"From the day he stepped foot in Afghanistan, Mr. Handa negotiated a staggering amount of bribes from contractors in a blatant breach of the trust our military put in him," said Neil MacBride, U.S. Attorney for the Eastern District of Virginia, where the case was prosecuted. "His actions brought shame to our mission, harmed our reconstruction efforts, and defrauded American taxpayers who funded the contracts he looted."

Handa's defense lawyers said their client foolishly agreed to a scheme suggested by the interpreter, who insisted kickbacks were common practice.

At Friday's sentencing hearing, defense lawyers Peter Greenspun and Jonathan Shapiro disputed the government's assertion that Handa's case was the biggest bribe scheme connected to the U.S. mission in Afghanistan.
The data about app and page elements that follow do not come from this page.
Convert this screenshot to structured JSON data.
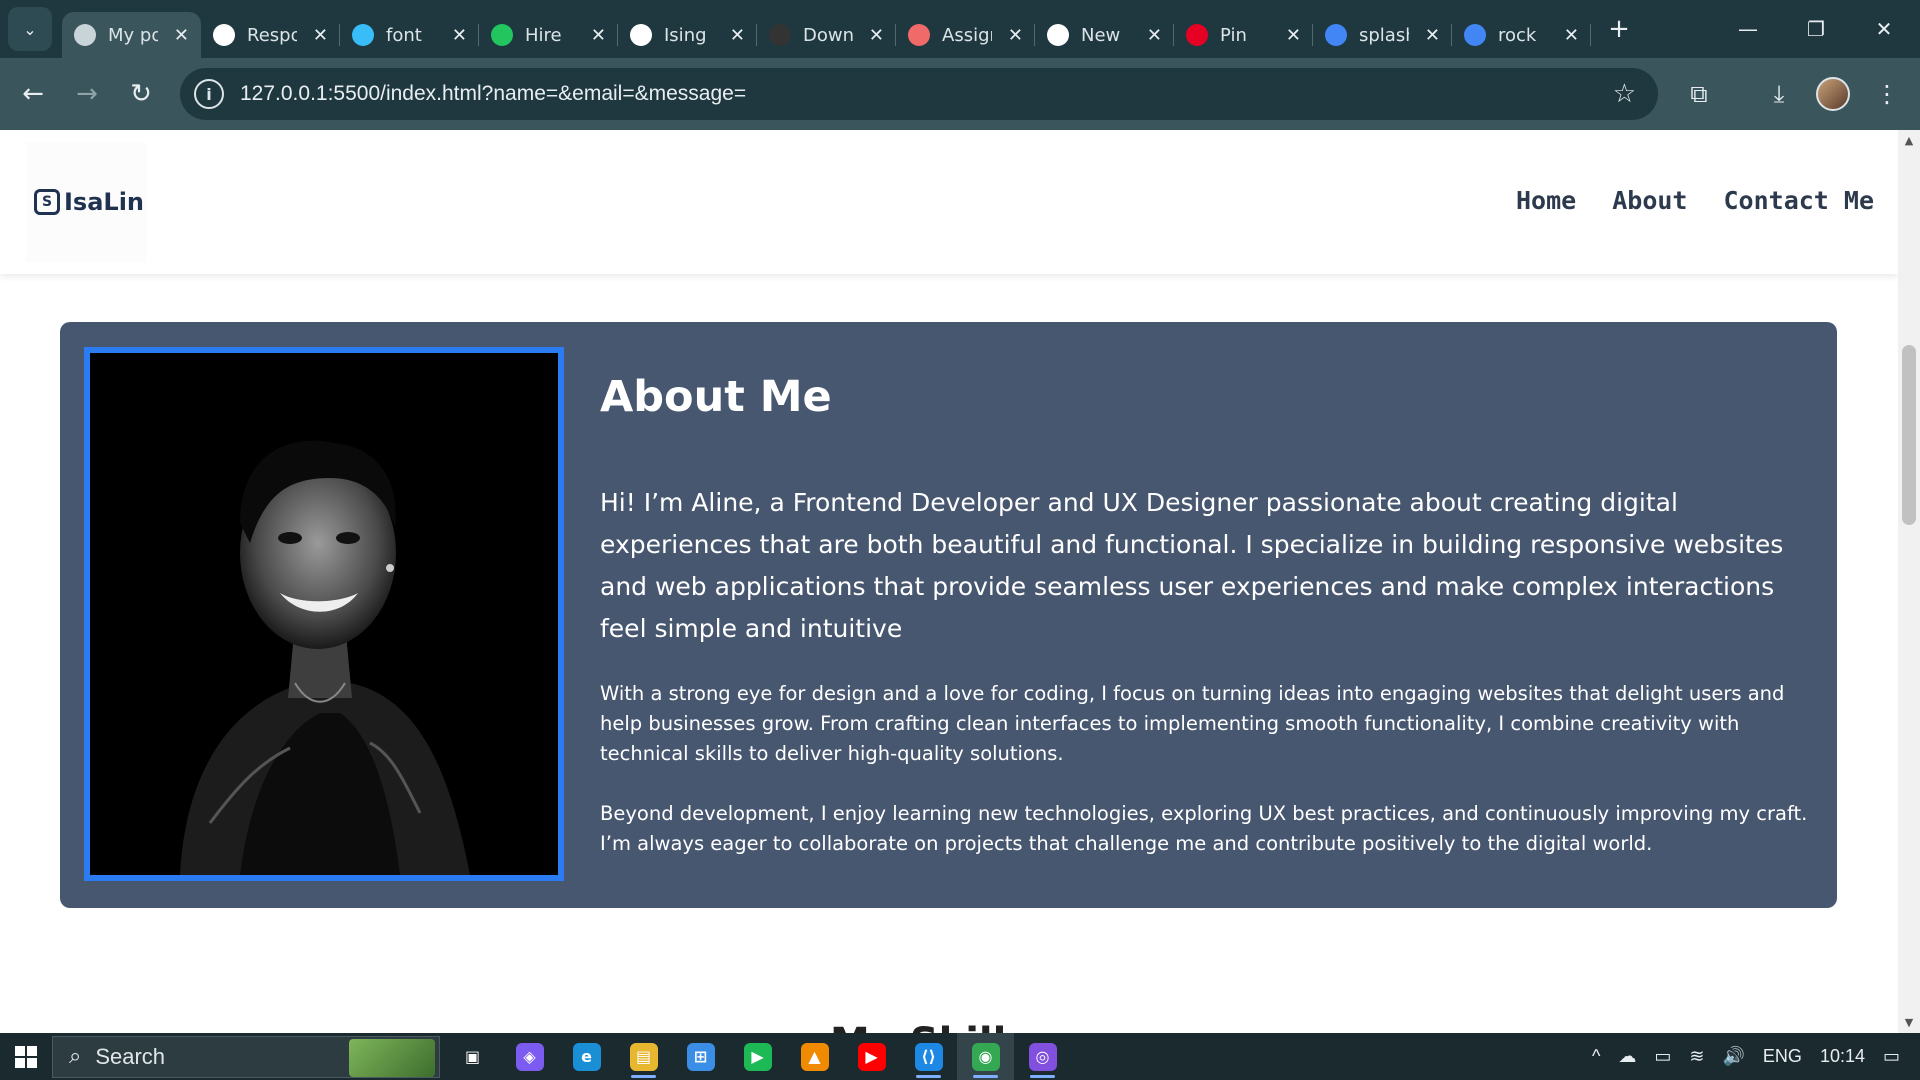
{
  "browser": {
    "tabs": [
      {
        "title": "My portfolio",
        "favicon": "globe-icon",
        "color": "#c9d4d8",
        "active": true
      },
      {
        "title": "Responsive",
        "favicon": "openai-icon",
        "color": "#ffffff",
        "active": false
      },
      {
        "title": "font",
        "favicon": "tailwind-icon",
        "color": "#38bdf8",
        "active": false
      },
      {
        "title": "Hire",
        "favicon": "hire-icon",
        "color": "#22c55e",
        "active": false
      },
      {
        "title": "Ising",
        "favicon": "github-icon",
        "color": "#ffffff",
        "active": false
      },
      {
        "title": "Download",
        "favicon": "xfs-icon",
        "color": "#333333",
        "active": false
      },
      {
        "title": "Assignment",
        "favicon": "asana-icon",
        "color": "#f06a6a",
        "active": false
      },
      {
        "title": "New",
        "favicon": "openai-icon",
        "color": "#ffffff",
        "active": false
      },
      {
        "title": "Pin",
        "favicon": "pinterest-icon",
        "color": "#e60023",
        "active": false
      },
      {
        "title": "splash",
        "favicon": "google-icon",
        "color": "#4285f4",
        "active": false
      },
      {
        "title": "rock",
        "favicon": "google-icon",
        "color": "#4285f4",
        "active": false
      }
    ],
    "url": "127.0.0.1:5500/index.html?name=&email=&message=",
    "glyphs": {
      "tab_search": "⌄",
      "close": "✕",
      "new_tab": "+",
      "minimize": "—",
      "restore": "❐",
      "window_close": "✕",
      "back": "←",
      "forward": "→",
      "reload": "↻",
      "info": "i",
      "star": "☆",
      "extensions": "⧉",
      "download": "⤓",
      "menu": "⋮"
    }
  },
  "site": {
    "logo": {
      "mark": "S",
      "text": "IsaLin"
    },
    "nav": [
      "Home",
      "About",
      "Contact Me"
    ],
    "about": {
      "title": "About Me",
      "lead": "Hi! I’m Aline, a Frontend Developer and UX Designer passionate about creating digital experiences that are both beautiful and functional. I specialize in building responsive websites and web applications that provide seamless user experiences and make complex interactions feel simple and intuitive",
      "p2": "With a strong eye for design and a love for coding, I focus on turning ideas into engaging websites that delight users and help businesses grow. From crafting clean interfaces to implementing smooth functionality, I combine creativity with technical skills to deliver high-quality solutions.",
      "p3": "Beyond development, I enjoy learning new technologies, exploring UX best practices, and continuously improving my craft. I’m always eager to collaborate on projects that challenge me and contribute positively to the digital world."
    },
    "next_section_heading": "My Skills",
    "colors": {
      "card": "#485770",
      "photo_border": "#2b7bf2",
      "nav_text": "#2d3a4d"
    }
  },
  "taskbar": {
    "search_label": "Search",
    "search_glyph": "⌕",
    "apps": [
      {
        "name": "task-view-icon",
        "glyph": "▣",
        "color": "transparent"
      },
      {
        "name": "copilot-icon",
        "glyph": "◈",
        "color": "#7c5cf0"
      },
      {
        "name": "edge-icon",
        "glyph": "e",
        "color": "#1a8fd6"
      },
      {
        "name": "file-explorer-icon",
        "glyph": "▤",
        "color": "#e8b730"
      },
      {
        "name": "store-icon",
        "glyph": "⊞",
        "color": "#3a8ee6"
      },
      {
        "name": "play-store-icon",
        "glyph": "▶",
        "color": "#1db954"
      },
      {
        "name": "vlc-icon",
        "glyph": "▲",
        "color": "#f08a00"
      },
      {
        "name": "youtube-icon",
        "glyph": "▶",
        "color": "#ff0000"
      },
      {
        "name": "vscode-icon",
        "glyph": "⟨⟩",
        "color": "#1e88e5"
      },
      {
        "name": "chrome-icon",
        "glyph": "◉",
        "color": "#34a853"
      },
      {
        "name": "github-desktop-icon",
        "glyph": "◎",
        "color": "#8250df"
      }
    ],
    "tray": {
      "language": "ENG",
      "time": "10:14",
      "chevron": "^",
      "cloud": "☁",
      "battery": "▭",
      "wifi": "≋",
      "volume": "🔊",
      "notifications": "▭"
    }
  }
}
Ultimately, they said, Handa received only $157,000 from his scheme. The amount is a pittance compared to the billions lost in contracting fraud over the course of the war, they said. Last month, the independent Commission on Wartime Contracting said as much as $60 billion has been lost to waste and fraud over the past decade in Afghanistan and Iraq.

The 10-year sentence was the minimum that U.S. District Judge Anthony Trenga could impose. Prosecutors had sought a term of more than 11 years.